Mud, Sweat and Tears by Moire O’Sullivan

After a recommendation from a good friend I recently read the book ‘Mud, Sweat and Tears’ by Moire O’Sullivan.

Without giving too much of the plot away, this is the story of how Moire came to, and ultimately fell in love with mountain running, leading her to made a solo attempt on the Wicklow Round. This is a gruelling endurance run spanning a hundred kilometres over twenty six of Ireland’s remotest mountain peaks. After twenty one and a half hours she collapsed, two summits from the end. Battered and bruised, yet undeterred, she returned a year later to become the first person ever to try again.

Morie

Without a doubt my favourite bit of the book is early on in the story when Moire describes her first fell race and how she tried to dress accordingly for the event to look like she was a ‘regular’. This had me grinning as I totally did the same thing!

I have no hesitation in saying if you love fell running or have a passion for the outdoors this book is for you. I was really gripped by her story and finished the book in about a day! Something that really stood out for me is how humble and honest Moire is about her feelings and emotions, there are so many points in the book I felt myself relating to how she was feeling. Despite not being a training book or guide in anyway or form I’ve certainly noticed some of her observations and pointers pop into my head when I’ve running since. Well worth a read!

Book available from Amazon

Visit Moire’s website

Just a Little Run Around the World

October 2015 I went to an evening hosted by Jagged Globe, amongst a series of great talks I was most looking forward to hearing Rosie Swale Pope speak. As soon as she started talking I was transfixed by her stories, something really struck a chord with me. I found, especially as a runner, I could relate to so much of what she was saying. I came out of that talk totally fired up and felt ready to take on any adventure that was thrown at me, and more!

I also instantly purchased Rosie’s book – Just a Little Run Around the World. This follows one of her most notably stories – a 5 year solo run of 20,000 miles around the world, to raise money in memory of her late husband.

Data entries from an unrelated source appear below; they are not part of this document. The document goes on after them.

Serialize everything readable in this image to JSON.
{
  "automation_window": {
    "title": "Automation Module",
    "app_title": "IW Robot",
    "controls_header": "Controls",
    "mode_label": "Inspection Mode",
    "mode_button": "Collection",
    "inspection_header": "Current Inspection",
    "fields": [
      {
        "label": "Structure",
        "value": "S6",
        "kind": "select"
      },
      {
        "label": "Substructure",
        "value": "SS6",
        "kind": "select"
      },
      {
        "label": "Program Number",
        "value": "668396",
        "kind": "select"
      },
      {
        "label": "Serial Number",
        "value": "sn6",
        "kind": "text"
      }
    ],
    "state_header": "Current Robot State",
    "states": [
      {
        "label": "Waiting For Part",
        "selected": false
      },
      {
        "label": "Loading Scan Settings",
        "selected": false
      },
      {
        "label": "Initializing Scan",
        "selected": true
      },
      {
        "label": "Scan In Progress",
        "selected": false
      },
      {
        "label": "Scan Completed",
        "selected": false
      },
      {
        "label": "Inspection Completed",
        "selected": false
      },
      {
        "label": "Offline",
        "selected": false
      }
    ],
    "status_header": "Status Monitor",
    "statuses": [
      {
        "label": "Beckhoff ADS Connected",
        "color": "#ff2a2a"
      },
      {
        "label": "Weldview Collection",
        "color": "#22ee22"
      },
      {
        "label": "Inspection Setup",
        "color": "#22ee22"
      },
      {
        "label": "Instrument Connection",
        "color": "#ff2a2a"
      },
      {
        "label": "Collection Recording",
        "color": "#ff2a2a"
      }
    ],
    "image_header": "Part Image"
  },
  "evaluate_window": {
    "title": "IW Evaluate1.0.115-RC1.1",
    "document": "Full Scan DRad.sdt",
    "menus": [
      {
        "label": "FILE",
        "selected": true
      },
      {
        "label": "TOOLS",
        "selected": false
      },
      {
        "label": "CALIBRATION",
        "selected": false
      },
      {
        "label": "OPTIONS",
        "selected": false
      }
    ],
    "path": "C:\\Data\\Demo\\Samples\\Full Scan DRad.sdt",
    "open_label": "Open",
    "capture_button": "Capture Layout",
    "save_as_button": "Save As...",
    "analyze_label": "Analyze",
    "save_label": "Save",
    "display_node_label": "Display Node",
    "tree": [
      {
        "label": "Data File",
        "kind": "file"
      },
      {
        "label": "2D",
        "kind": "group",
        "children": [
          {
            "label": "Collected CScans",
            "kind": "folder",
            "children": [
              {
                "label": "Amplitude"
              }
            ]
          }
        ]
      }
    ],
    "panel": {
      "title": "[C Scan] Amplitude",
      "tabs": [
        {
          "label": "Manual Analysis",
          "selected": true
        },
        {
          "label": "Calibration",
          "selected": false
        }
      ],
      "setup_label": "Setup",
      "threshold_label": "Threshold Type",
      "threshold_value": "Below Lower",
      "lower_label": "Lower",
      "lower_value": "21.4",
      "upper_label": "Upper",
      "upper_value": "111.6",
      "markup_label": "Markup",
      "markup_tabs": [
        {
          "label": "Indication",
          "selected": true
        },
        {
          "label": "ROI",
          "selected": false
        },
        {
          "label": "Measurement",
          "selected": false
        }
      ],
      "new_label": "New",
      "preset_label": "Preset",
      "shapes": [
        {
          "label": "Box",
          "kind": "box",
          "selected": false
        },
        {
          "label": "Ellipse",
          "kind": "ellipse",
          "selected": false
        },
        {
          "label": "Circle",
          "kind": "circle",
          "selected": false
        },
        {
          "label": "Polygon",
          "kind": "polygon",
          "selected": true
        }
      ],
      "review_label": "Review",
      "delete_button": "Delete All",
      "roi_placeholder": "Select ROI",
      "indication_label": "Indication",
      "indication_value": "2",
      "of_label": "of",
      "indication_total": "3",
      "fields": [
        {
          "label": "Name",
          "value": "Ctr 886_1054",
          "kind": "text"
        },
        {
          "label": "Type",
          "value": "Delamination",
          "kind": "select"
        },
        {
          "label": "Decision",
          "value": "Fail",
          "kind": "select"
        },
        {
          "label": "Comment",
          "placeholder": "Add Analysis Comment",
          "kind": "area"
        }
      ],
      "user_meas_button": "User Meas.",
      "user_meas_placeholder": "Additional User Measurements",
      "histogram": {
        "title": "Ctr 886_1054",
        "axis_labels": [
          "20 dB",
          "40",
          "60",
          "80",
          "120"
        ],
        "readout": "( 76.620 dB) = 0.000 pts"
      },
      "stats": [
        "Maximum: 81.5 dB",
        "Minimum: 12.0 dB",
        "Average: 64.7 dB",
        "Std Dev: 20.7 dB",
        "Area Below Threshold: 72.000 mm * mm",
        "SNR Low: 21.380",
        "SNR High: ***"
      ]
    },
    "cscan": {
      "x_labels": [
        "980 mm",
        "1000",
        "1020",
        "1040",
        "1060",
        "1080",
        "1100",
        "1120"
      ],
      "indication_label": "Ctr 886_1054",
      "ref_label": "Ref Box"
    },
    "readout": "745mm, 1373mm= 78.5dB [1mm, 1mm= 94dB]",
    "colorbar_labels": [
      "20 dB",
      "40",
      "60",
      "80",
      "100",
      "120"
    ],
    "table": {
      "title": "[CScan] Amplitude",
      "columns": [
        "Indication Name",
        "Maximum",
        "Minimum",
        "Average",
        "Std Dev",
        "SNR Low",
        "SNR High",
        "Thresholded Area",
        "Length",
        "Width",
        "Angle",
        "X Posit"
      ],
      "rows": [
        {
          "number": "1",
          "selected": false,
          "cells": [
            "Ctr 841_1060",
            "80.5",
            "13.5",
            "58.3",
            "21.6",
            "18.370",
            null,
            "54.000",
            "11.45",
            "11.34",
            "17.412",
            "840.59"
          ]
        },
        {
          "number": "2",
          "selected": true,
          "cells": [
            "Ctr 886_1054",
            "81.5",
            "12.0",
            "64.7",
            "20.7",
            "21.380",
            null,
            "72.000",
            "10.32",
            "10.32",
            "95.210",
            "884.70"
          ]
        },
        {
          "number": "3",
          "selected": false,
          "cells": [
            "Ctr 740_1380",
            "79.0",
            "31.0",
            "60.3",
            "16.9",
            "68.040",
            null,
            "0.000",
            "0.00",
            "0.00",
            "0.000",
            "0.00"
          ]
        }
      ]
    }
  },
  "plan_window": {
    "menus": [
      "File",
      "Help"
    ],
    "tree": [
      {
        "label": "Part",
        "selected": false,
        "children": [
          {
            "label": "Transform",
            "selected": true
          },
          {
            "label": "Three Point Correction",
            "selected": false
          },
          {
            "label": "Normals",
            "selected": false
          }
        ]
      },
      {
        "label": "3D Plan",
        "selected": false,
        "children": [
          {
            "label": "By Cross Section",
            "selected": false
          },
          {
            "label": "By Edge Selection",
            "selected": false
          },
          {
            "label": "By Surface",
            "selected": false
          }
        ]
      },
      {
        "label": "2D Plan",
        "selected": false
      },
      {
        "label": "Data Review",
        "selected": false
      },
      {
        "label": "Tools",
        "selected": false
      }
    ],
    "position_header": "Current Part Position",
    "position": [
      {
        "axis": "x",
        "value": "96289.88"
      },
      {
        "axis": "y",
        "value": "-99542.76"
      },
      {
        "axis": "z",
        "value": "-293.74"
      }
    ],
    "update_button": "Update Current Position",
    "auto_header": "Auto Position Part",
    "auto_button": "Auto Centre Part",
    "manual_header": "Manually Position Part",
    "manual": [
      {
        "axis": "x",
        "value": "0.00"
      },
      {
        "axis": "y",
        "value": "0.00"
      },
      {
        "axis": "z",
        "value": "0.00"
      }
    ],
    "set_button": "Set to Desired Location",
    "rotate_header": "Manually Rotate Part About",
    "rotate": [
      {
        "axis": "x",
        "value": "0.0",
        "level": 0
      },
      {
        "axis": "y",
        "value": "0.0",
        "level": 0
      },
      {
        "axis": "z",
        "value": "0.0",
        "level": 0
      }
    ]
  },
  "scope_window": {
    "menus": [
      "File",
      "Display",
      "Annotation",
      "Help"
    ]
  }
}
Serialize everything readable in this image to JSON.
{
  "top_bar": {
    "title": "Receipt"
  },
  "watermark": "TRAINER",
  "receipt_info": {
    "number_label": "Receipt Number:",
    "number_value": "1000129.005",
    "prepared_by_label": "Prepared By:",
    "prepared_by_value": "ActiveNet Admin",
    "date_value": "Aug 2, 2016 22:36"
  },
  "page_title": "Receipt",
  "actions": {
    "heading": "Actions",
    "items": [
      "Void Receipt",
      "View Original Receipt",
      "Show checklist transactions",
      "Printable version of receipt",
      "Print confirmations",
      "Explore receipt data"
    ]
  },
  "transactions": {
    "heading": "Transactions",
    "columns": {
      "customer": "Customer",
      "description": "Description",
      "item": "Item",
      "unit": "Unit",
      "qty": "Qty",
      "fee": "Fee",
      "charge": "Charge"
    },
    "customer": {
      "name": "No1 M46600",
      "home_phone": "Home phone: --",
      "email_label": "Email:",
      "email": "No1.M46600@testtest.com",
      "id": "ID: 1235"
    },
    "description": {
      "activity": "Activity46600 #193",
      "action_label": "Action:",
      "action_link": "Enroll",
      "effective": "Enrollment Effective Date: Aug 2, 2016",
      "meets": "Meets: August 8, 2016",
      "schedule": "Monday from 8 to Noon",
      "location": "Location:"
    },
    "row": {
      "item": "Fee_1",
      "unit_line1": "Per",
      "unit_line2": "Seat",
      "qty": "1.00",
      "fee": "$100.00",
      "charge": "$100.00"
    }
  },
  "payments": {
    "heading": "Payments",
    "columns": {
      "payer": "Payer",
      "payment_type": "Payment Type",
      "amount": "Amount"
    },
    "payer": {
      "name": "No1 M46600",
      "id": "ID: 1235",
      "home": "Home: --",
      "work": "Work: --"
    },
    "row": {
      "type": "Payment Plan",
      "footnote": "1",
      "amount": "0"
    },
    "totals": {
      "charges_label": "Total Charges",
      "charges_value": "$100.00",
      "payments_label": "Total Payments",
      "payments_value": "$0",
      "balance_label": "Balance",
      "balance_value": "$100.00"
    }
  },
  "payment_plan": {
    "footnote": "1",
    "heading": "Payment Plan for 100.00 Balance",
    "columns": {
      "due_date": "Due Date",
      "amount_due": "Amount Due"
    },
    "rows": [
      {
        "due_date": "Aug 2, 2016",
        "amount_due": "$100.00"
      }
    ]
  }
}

From being followed by wolves to trekking across Alaska, and having to survive in temperatures of -62 degrees C. Rosie was knocked down by a bus and confronted by bears – I couldn’t take my eyes off the pages of this book. But don’t worry I haven’t told you all that happens there are plenty more epic moments! I can whole heartedly recommend this book to both runners and non-runners – I think anyone with a spirt of adventure will find this a fantastic read.

Available from Amazon.

Inspiring books by Women in Adventure

If you are feeling the need to be more adventurous, books are a great way to feed your imagination. You don’t have to be planning to summit Everest, trek across the Himalaya, or solo the north face of the Eiger to be inspired by these women and their adventurous approach to life…

Catherine Destivelle, Rock Queen (2015) (First published as Ascensions, 2013): Catherine Destivelle is one of the world’s most accomplished rock climbers and alpinists, making world-leading solo winter ascents of the Eiger, the Matterhorn, and the Grand Jurasses. Her book tells how she discovered a love for the mountains as a young girl, developing her talents through bouldering, rock climbing, and eventually solo winter climbing.

A career as a professional climber presents its own challenges for a naturally introverted character. Balancing the demands of sponsors and pressure to be publicised against her own instincts, and faced with decisions about whether to enter high profile competitions or attempt hard new routes, Catherine learned to follow her passion and do what she loves to do.

Cathy O’Dowd,  Just For the Love of It (Dec 13): This is Cathy O’Dowd’s story of how she became the first South African to reach the summit of Everest and the first woman to reach it from both sides. It includes absolutely gripping descriptions of alpine climbing, especially the summit attempts. Confronting the costs as well as the rewards, it gives a vivid description of the harsh reality of life at the absolute limits of human endurance and beyond.

It can feel hard to understand the motives of individuals that choose these tough experiences, but Cathy absolutely captures the atmosphere and landscape of expeditions in the Himalaya. With descriptions creating images as clear as pictures, there is no doubt that as the title says, she does it for the love of it.

Gerda Maria PaulerGreat Himalaya Trail: 1,700 Kilometers Across the Roof of the World (Oct 13): This book is about Gerda Pauler’s hike of the Great Himalaya Trail, 1,700 kilometers on foot across Nepal to raise awareness for the charity Autism Care Nepal. Despite her humorous descriptions of the journey, this is a serious undertaking requiring stregth of character and positive thinking. Crossing many high passes, some at altitudes of over 6,100m, every extreme of weather is encountered as well as the dangers of route finding, rockfall, and avalanche.

Taking four months to complete her adventure, Gerda is immersed in the local culture. Having visited the area over a period of 25 years she records her keen observations of the people she meets along the way, in particular the children and women. Changes are occuring, and there is a fine balance in delivering improvements in education and infrastructure that come with tourism and economic development while preserving the unique cultures and traditions of Nepal.